Compact camera systems (CSC) should swiftly climb up the ranks of any shutterbug’s must-haves. While CSCs might not have the portability of point-and-shoots or the power of DSLRs, cameras such as the Samsung NX11 offer a compromised best of both worlds.
Out of the box, Samsung’s newest entry in the NX series is quite stunning. Now modeled more closely to resemble DSLRs, its exterior has been capped off with a sleek black finish along with a new textured handgrip. All the standard controls are present as well, such as the familiar PASM mode dial and menu buttons, so users should expect the learning curve to be at a minimum.
Featuring a 14.6-megapixel APS-C sensor, Samsung has definitely given its competition something to think about. With captivating image quality that can easily rival any DSLR, the NX11 provides a fantastic option for consumers looking for something both lightweight and competent. Although CSCs and/or other mirrorless cameras are generally thought of as a “gateway” for those migrating from point-and-shoots, the NX11 is a serious image-capturing device in itself and should not be considered solely as a transition. It is a solid buy for any photography enthusiast, whether for a first purchase or an addition to an ever-growing collection.
The NX11’s 3-inch AMOLED LCD screen is simply brilliant, and is perhaps its strongest characteristic. Users will most likely prefer shooting in live mode via the display as opposed to using the electronic 640×480 pixel viewfinder, since the latter can tend to be inaccurate when representing certain hues and can lead to slight miscalculations when used in full manual.
The viewfinder proves to be invaluable especially when used in conjunction with the iFunction lens, which is unique to Samsung. Having previous experience with these lenses, this reviewer found it more intuitive the second time around. The option to adjust the camera’s settings (i.e. ISO, shutter speed, etc.) via the trademark lens allows users to maintain their shooting position so they can quickly capture a moment.
Perhaps, the only drawback of Samsung’s NX series is that a fast lens is not yet readily available, with the quickest being the 30mm f/2. However, taking into consideration that this line of Samsung cameras is still quite new, this reviewer wouldn’t be surprised if a classic 50mm f/1.8, or better yet, an f/1.4, will come out soon. Nevertheless, the 18-55mm kit lens is quite remarkable, producing sharp, high-quality images.
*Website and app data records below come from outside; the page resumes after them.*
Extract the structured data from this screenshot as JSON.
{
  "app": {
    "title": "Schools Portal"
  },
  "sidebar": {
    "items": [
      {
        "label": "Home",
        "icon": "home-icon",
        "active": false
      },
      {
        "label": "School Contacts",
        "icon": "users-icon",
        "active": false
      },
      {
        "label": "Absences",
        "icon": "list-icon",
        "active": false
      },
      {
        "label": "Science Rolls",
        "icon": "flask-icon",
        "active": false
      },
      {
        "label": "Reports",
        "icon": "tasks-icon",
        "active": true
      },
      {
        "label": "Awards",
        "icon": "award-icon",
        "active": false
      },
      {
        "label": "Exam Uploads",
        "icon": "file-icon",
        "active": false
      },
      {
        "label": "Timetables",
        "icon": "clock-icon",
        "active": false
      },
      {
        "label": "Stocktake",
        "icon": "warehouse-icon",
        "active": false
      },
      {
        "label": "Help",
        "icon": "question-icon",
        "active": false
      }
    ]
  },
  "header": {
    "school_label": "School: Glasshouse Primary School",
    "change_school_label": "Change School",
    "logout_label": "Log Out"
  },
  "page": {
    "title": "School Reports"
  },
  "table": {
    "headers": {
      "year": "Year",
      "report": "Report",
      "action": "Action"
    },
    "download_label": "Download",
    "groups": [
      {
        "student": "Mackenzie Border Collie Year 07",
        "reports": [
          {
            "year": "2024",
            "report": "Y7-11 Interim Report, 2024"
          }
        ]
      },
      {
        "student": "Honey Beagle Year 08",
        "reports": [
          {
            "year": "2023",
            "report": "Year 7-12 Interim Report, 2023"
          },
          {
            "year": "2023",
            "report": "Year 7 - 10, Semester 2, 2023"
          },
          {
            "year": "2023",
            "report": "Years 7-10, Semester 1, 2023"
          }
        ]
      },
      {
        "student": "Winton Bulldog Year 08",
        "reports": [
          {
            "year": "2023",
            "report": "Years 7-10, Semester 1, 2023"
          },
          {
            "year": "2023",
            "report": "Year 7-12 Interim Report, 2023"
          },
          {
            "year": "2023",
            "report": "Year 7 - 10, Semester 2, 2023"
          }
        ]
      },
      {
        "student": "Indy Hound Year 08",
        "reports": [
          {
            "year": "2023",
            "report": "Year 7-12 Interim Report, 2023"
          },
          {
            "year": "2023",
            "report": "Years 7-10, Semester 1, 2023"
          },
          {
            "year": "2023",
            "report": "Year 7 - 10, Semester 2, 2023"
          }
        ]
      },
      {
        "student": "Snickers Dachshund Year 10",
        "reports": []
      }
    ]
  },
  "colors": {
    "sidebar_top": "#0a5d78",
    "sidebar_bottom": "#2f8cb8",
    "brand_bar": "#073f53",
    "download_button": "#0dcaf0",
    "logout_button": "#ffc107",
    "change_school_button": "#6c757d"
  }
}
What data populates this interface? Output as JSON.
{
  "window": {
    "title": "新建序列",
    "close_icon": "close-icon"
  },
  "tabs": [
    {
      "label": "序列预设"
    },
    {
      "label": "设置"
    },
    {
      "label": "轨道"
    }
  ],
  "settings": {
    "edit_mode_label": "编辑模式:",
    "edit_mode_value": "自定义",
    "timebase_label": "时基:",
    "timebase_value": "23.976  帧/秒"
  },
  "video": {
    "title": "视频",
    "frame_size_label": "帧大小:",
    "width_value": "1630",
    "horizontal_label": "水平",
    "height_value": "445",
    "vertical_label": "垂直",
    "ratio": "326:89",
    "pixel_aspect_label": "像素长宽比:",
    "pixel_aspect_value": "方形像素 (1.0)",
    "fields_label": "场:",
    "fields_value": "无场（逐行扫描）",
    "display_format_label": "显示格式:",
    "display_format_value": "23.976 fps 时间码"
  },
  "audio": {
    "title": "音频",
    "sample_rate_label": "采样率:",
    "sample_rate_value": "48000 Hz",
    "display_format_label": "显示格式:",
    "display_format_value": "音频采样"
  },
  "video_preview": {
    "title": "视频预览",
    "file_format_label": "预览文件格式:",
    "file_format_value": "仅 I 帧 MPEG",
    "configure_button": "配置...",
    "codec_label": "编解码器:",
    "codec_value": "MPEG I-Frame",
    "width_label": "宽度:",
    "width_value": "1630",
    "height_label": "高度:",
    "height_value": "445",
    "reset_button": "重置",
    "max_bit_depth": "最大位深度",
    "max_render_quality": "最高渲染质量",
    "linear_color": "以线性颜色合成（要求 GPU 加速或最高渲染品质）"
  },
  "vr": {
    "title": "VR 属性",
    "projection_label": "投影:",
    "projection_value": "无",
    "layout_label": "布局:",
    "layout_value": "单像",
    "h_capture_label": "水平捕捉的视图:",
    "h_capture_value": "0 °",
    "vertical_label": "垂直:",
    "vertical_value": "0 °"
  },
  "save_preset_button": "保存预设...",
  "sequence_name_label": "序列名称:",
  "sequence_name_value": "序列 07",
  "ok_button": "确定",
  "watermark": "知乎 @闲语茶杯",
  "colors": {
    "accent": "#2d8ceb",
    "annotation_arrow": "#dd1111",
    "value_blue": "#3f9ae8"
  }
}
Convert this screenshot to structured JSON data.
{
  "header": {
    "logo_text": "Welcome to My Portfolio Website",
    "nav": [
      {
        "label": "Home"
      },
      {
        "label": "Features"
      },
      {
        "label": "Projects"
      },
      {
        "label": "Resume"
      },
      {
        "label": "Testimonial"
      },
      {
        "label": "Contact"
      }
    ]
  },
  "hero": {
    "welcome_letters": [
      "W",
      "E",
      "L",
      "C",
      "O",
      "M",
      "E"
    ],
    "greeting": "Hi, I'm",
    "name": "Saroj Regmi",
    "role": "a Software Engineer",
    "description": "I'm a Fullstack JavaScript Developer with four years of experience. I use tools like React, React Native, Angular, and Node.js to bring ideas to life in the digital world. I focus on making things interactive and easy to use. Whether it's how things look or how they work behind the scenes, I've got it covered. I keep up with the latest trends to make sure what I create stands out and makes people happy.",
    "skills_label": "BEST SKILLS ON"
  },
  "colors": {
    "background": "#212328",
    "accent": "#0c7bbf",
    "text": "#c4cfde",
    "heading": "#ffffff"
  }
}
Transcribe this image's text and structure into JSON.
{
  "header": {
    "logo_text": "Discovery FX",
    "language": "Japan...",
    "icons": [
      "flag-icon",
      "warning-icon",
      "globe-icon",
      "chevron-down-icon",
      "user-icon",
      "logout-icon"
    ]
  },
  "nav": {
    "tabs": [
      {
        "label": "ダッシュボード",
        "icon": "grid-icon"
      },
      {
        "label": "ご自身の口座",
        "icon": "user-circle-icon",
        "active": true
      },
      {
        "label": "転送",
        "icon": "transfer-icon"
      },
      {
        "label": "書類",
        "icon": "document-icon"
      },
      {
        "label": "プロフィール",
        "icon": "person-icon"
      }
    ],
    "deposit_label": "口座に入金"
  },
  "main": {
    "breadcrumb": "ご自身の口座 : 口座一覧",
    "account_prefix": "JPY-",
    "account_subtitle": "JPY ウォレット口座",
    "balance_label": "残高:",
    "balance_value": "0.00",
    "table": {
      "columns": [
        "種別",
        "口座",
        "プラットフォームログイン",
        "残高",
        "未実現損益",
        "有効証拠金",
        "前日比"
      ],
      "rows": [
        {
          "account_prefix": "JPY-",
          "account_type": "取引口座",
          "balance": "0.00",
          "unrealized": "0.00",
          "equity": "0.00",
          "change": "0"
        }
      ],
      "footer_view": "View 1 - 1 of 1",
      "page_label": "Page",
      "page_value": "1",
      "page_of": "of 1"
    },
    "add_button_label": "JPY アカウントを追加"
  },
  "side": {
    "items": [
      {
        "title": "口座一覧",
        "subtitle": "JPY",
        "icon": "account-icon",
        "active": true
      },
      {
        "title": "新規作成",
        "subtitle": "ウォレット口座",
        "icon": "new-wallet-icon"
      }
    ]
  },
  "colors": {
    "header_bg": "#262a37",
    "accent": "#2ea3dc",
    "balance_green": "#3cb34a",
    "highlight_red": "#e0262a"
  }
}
The improved auto focus with the NX11’s standard lens is quick and satisfyingly precise, regardless of whether it’s used in shooting stills or 720p HD video. Manual focusing is intuitive as well, although this reviewer would have preferred a non-infinity focusing ring.
The addition of Panorama mode makes the NX11 even more desirable. It’s fairly accurate and works excellently within the camera itself, negating the need to stitch the photo via image software. With the added ability to shoot panoramic shots vertically, the NX11 is insatiable.
Overall, the NX11 isn’t a radical change over its predecessor, the NX10. Instead, Samsung opts for subtle improvements that users will nevertheless appreciate. The NX11 is not just a worthy contender in the game of mirrorless cameras—it might possibly be the one to buy.
Weight: 353g (body only)
Sensor: 14.6 effective megapixels 23.4×15.6mm CMOS sensor
Display: 3-inch AMOLED Display 1040k resolution
Viewfinder: Viewfinder EVF
Lens: Samsung NX mount lens,18-55mm OIS iFunction
Shutter Speed: 1/4000sec.- 30sec. (1/3EV step manual mode), Bulb (Limit time: 8 min)
Flash: TTL Auto Pop-up flash, optional external Samsung flash via HotShoe
Stabilisation: Sensor shift+electronic
Video: HD video at 720p at 30fps
Storage: SD, SDHC or SDXC media card
Battery: 400 photos per charge
Connections: USB 2.0, AV out, mini HDMI, stereo mini jack
• 14.6-megapixel sensor
• Excellent AMOLED screen
• Panorama mode
• Lack of faster lenses
• Viewfinder could be improved
The Samsung NX11 is serious image-capturing device and should find its way into the palm of any shutterbug, whether they are hobbyists or professionals.
Buy Meter: 9.0
[This review originally appeared in the July 2011 issue of Gadgets Magazine]